File photo: A COVID-19 vaccine is prepared to be administered to a volunteer, at a clinic in London. Aug 5, 2020.
File photo: A COVID-19 vaccine is prepared to be administered to a volunteer, at a clinic in London. Aug 5, 2020.   -   Copyright  Kirsty Wigglesworth/AP

Phase 2 trials of Oxford University's COVID-19 vaccine in healthy older adults have found it is safe and provokes an immune response.

The university confirmed that the candidate vaccine it is developing with AstraZeneca showed similar safety and immunogenicity results in healthy older people (aged 56 and over) to those seen in adults aged 18-55 years.

Older people are at a disproportionate risk of severe COVID-19 disease, so it is essential that any vaccine adopted for use is effective in this group.

The early-stage results, which they described as "promising" were published Thursday in The Lancet medical journal.

The phase 2 trial, which involved 560 adults including 240 over the age of 70, found that the vaccine causes few side effects and induces immune responses in both parts of the immune system in all age groups.

Results showed within 14 days of the first dose of vaccination it provoked a T cell response — it could find and attack cells infected with the virus — and caused an antibody response within 28 days of the booster jab.

Phase 3 trials, which involve thousands of participants, are ongoing to confirm these results, as well as how effective the vaccine is in protecting against infection with SARS-CoV-2 (the strain of the virus that causes coronavirus disease) in a broader range of people, including older adults with underlying health conditions, according to the vaccine's developers

"Immune responses from vaccines are often lessened in older adults because the immune system gradually deteriorates with age, which also leaves older adults more susceptible to infections," said study lead author, Professor Andrew Pollard from the University of Oxford.

"As a result, it is crucial that COVID-19 vaccines are tested in this group who are also a priority group for immunisation."

Late-stage trial results will show if the Astra-Oxford vaccine can meet the standard set by front-runners Pfizer-BioNTech and Moderna.

Pfizer and BioNTech said Wednesday that coronavirus vaccine they were developing has been proved 95% effective overall, with efficacy in adults over 65 years of age at 94%.

The US and German pharmaceuticals organisations said the candidate now met the safety criteria needed for emergency authorisation.

US biotechnology company Moderna said on Monday that, based on preliminary data, their potential coronavirus vaccine has been deemed to be 94.5% effective at preventing people from getting the virus.

Trials for the Astra-Oxford vaccine candidate were paused in September after a participant fell ill.

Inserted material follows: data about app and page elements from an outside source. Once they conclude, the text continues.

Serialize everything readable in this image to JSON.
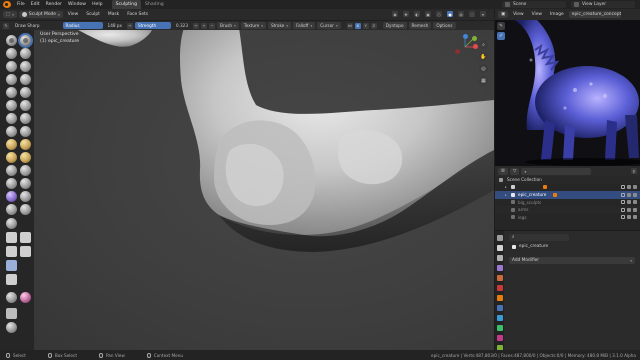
{
  "menu": {
    "items": [
      "File",
      "Edit",
      "Render",
      "Window",
      "Help"
    ],
    "workspaces": [
      "Sculpting",
      "Shading"
    ],
    "active_workspace": "Sculpting"
  },
  "top_right": {
    "scene": "Scene",
    "view_layer": "View Layer"
  },
  "viewport_header": {
    "mode": "Sculpt Mode",
    "menus": [
      "View",
      "Sculpt",
      "Mask",
      "Face Sets"
    ]
  },
  "tool_header": {
    "brush_name": "Draw Sharp",
    "radius_label": "Radius",
    "radius_value": "148 px",
    "strength_label": "Strength",
    "strength_value": "0.323",
    "dropdowns": [
      "Brush",
      "Texture",
      "Stroke",
      "Falloff",
      "Cursor"
    ],
    "axes": [
      "X",
      "Y",
      "Z"
    ],
    "right_dropdowns": [
      "Dyntopo",
      "Remesh",
      "Options"
    ]
  },
  "viewport": {
    "perspective": "User Perspective",
    "object": "(1) epic_creature"
  },
  "gizmo": {
    "axes": [
      "X",
      "Y",
      "Z"
    ]
  },
  "image_editor": {
    "menus": [
      "View",
      "View",
      "Image"
    ],
    "image_name": "epic_creature_concept"
  },
  "outliner": {
    "rows": [
      {
        "name": "Scene Collection",
        "level": 0
      },
      {
        "name": "",
        "level": 1
      },
      {
        "name": "epic_creature",
        "level": 1
      },
      {
        "name": "big_sculpts",
        "level": 1
      },
      {
        "name": "arms",
        "level": 1
      },
      {
        "name": "legs",
        "level": 1
      }
    ]
  },
  "properties": {
    "object_name": "epic_creature",
    "add_modifier": "Add Modifier"
  },
  "statusbar": {
    "select": "Select",
    "box_select": "Box Select",
    "pan": "Pan View",
    "context": "Context Menu",
    "stats": "epic_creature | Verts:487,803/0 | Faces:487,800/0 | Objects:0/0 | Memory: 480.8 MiB | 3.1.0 Alpha"
  },
  "colors": {
    "accent": "#4772b3",
    "blender_orange": "#e87d0d",
    "x_axis": "#e8484f",
    "y_axis": "#7eb436",
    "z_axis": "#3f88d6"
  }
}
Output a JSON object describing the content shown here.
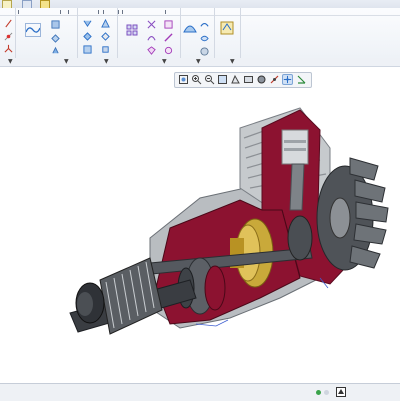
{
  "app": {
    "title": "",
    "accent": "#5b8fd1",
    "background": "#ffffff"
  },
  "quick_access": [
    "new-icon",
    "open-icon",
    "save-icon",
    "undo-icon",
    "redo-icon",
    "regen-icon",
    "window-icon"
  ],
  "ribbon": {
    "group_dropdowns": [
      "▼",
      "▼",
      "▼",
      "▼",
      "▼",
      "▼"
    ],
    "groups": [
      {
        "name": "datum-group",
        "icons": [
          "axis-icon",
          "point-icon",
          "csys-icon",
          "sketch-icon"
        ]
      },
      {
        "name": "shapes-group",
        "icons": [
          "extrude-icon",
          "revolve-icon",
          "sweep-icon",
          "blend-icon"
        ]
      },
      {
        "name": "engineering-group",
        "icons": [
          "hole-icon",
          "round-icon",
          "chamfer-icon",
          "draft-icon",
          "shell-icon",
          "rib-icon"
        ]
      },
      {
        "name": "editing-group",
        "icons": [
          "pattern-icon",
          "mirror-icon",
          "trim-icon",
          "merge-icon",
          "extend-icon",
          "offset-icon"
        ]
      },
      {
        "name": "surfaces-group",
        "icons": [
          "boundary-blend-icon",
          "style-icon",
          "freestyle-icon"
        ]
      },
      {
        "name": "model-intent-group",
        "icons": [
          "component-interface-icon"
        ]
      }
    ]
  },
  "view_toolbar": {
    "buttons": [
      "refit-icon",
      "zoom-in-icon",
      "zoom-out-icon",
      "repaint-icon",
      "perspective-icon",
      "saved-views-icon",
      "display-style-icon",
      "datum-display-icon",
      "spin-center-icon",
      "annotation-display-icon"
    ],
    "active_index": 8
  },
  "status_bar": {
    "indicators": [
      "status-ok-icon",
      "status-busy-icon"
    ],
    "colors": {
      "ok": "#3aa34a",
      "busy": "#cfd5df"
    }
  },
  "model": {
    "description_icon": "engine-cutaway-model",
    "colors": {
      "housing": "#8c1230",
      "gear": "#c9a93a",
      "metal": "#bfc3c7",
      "dark": "#3a3d42"
    }
  }
}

They were restarted again after the company had investigated whether a vaccine recipient's "potentially unexplained” illness was a result of receiving the jab.

In large trials like this one, "it is expected that some participants will become unwell and every case must be carefully evaluated to ensure careful assessment of safety," the Oxford University said.

It did not disclose medical information about the illness that caused the trial to be put on hold, citing participant confidentiality.

Health experts, including the UK government's chief scientific adviser, Sir Patrick Vallance, have said pauses in drug trials are commonplace to ensure safety and effectiveness.